I wrote an article for The Maneater this week about a study done on “stayover relationships.” It was a story about MU students’ shacking habits. After interviewing the doctoral student who published the study, I set off to find a few more interview subjects. I walked around campus and searched for couples that might agree to an interview, but all I could think about was how awkward the situation was. I couldn’t imagine myself walking up to someone and asking her how often she sleeps over at her boyfriend’s place. It’s a pretty personal topic. Publishing relationship details in the newspaper seemed like a terrible idea.
I was immediately reminded of the audio slideshow we watched in J2150 that revealed the emotions and hardships in the life of a paralyzed mother. A discussion about access followed the slide show. The subject needs to be comfortable with exposing herself; she must provide access to the journalist. She must decide exactly how much access she will provide.
This was the concern I had while writing my article. I wanted my interview subjects to be comfortable with being quoted in the newspaper.

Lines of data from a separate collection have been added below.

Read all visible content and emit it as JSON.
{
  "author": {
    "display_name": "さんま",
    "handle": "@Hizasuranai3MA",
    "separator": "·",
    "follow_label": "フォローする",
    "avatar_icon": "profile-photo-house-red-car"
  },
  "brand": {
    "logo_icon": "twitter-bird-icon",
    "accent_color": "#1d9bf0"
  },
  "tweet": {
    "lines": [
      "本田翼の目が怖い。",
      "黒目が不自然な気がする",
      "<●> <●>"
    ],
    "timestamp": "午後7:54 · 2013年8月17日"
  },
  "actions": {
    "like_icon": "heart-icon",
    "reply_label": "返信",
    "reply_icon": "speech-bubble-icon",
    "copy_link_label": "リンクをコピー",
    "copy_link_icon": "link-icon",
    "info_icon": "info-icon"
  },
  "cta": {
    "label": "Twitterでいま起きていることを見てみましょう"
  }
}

Multimedia techniques elevate this comfort issue to a new level. People often feel more uncomfortable with having their pictures taken or words recorded than they do being quoted in a written story. I used to think I would have the most trouble gaining access to high-profile criminals and top-secret government documents. Now, I realize gaining access to the intimacies of the daily lives of “ordinary” people will also be quite a challenge, but it is a necessity.
This slideshow tells a very personal story.